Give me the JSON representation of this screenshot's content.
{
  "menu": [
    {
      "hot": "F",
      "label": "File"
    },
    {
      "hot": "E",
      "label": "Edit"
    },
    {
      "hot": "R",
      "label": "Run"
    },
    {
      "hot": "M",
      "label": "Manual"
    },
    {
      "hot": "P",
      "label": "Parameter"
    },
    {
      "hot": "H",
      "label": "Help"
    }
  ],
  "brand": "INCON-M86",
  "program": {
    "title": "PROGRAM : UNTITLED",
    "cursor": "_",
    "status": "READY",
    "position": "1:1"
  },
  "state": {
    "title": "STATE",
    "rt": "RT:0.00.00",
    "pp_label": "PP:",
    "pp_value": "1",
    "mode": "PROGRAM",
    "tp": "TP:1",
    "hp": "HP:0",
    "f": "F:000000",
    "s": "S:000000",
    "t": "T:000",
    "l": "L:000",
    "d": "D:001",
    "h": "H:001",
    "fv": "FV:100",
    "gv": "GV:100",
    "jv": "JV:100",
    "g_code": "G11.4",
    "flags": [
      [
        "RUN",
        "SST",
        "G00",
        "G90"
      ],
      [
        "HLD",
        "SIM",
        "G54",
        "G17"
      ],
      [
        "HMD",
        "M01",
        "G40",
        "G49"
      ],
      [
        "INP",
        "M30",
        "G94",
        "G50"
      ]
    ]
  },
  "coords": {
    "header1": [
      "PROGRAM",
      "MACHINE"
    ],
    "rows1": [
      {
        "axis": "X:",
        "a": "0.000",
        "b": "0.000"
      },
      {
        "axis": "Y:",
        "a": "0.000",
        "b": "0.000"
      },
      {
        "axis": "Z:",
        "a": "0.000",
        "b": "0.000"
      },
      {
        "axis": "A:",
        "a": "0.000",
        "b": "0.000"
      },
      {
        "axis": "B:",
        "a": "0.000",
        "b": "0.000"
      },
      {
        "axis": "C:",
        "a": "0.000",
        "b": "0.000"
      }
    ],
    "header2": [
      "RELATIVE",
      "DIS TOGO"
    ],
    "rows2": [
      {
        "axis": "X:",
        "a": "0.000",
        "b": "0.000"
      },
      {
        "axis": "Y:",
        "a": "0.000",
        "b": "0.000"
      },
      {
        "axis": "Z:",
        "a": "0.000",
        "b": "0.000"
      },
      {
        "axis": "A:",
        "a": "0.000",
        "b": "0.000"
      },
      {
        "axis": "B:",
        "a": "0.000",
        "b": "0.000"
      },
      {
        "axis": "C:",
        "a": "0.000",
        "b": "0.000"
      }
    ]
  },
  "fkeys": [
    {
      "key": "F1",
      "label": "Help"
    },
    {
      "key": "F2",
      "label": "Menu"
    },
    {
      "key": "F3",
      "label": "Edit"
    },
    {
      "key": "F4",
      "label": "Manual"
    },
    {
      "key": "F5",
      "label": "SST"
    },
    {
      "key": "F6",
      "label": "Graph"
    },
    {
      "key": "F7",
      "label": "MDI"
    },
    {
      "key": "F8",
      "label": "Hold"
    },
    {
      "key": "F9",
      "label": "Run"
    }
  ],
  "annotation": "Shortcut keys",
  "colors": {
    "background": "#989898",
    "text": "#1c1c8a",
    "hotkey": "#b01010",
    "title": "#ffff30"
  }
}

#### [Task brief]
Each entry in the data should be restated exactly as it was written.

#### [The completed task]
Give me the JSON representation of this screenshot's content.
{
  "menu": [
    {
      "hot": "F",
      "label": "File"
    },
    {
      "hot": "E",
      "label": "Edit"
    },
    {
      "hot": "R",
      "label": "Run"
    },
    {
      "hot": "M",
      "label": "Manual"
    },
    {
      "hot": "P",
      "label": "Parameter"
    },
    {
      "hot": "H",
      "label": "Help"
    }
  ],
  "brand": "INCON-M86",
  "program": {
    "title": "PROGRAM : UNTITLED",
    "cursor": "_",
    "status": "READY",
    "position": "1:1"
  },
  "state": {
    "title": "STATE",
    "rt": "RT:0.00.00",
    "pp_label": "PP:",
    "pp_value": "1",
    "mode": "PROGRAM",
    "tp": "TP:1",
    "hp": "HP:0",
    "f": "F:000000",
    "s": "S:000000",
    "t": "T:000",
    "l": "L:000",
    "d": "D:001",
    "h": "H:001",
    "fv": "FV:100",
    "gv": "GV:100",
    "jv": "JV:100",
    "g_code": "G11.4",
    "flags": [
      [
        "RUN",
        "SST",
        "G00",
        "G90"
      ],
      [
        "HLD",
        "SIM",
        "G54",
        "G17"
      ],
      [
        "HMD",
        "M01",
        "G40",
        "G49"
      ],
      [
        "INP",
        "M30",
        "G94",
        "G50"
      ]
    ]
  },
  "coords": {
    "header1": [
      "PROGRAM",
      "MACHINE"
    ],
    "rows1": [
      {
        "axis": "X:",
        "a": "0.000",
        "b": "0.000"
      },
      {
        "axis": "Y:",
        "a": "0.000",
        "b": "0.000"
      },
      {
        "axis": "Z:",
        "a": "0.000",
        "b": "0.000"
      },
      {
        "axis": "A:",
        "a": "0.000",
        "b": "0.000"
      },
      {
        "axis": "B:",
        "a": "0.000",
        "b": "0.000"
      },
      {
        "axis": "C:",
        "a": "0.000",
        "b": "0.000"
      }
    ],
    "header2": [
      "RELATIVE",
      "DIS TOGO"
    ],
    "rows2": [
      {
        "axis": "X:",
        "a": "0.000",
        "b": "0.000"
      },
      {
        "axis": "Y:",
        "a": "0.000",
        "b": "0.000"
      },
      {
        "axis": "Z:",
        "a": "0.000",
        "b": "0.000"
      },
      {
        "axis": "A:",
        "a": "0.000",
        "b": "0.000"
      },
      {
        "axis": "B:",
        "a": "0.000",
        "b": "0.000"
      },
      {
        "axis": "C:",
        "a": "0.000",
        "b": "0.000"
      }
    ]
  },
  "fkeys": [
    {
      "key": "F1",
      "label": "Help"
    },
    {
      "key": "F2",
      "label": "Menu"
    },
    {
      "key": "F3",
      "label": "Edit"
    },
    {
      "key": "F4",
      "label": "Manual"
    },
    {
      "key": "F5",
      "label": "SST"
    },
    {
      "key": "F6",
      "label": "Graph"
    },
    {
      "key": "F7",
      "label": "MDI"
    },
    {
      "key": "F8",
      "label": "Hold"
    },
    {
      "key": "F9",
      "label": "Run"
    }
  ],
  "annotation": "Shortcut keys",
  "colors": {
    "background": "#989898",
    "text": "#1c1c8a",
    "hotkey": "#b01010",
    "title": "#ffff30"
  }
}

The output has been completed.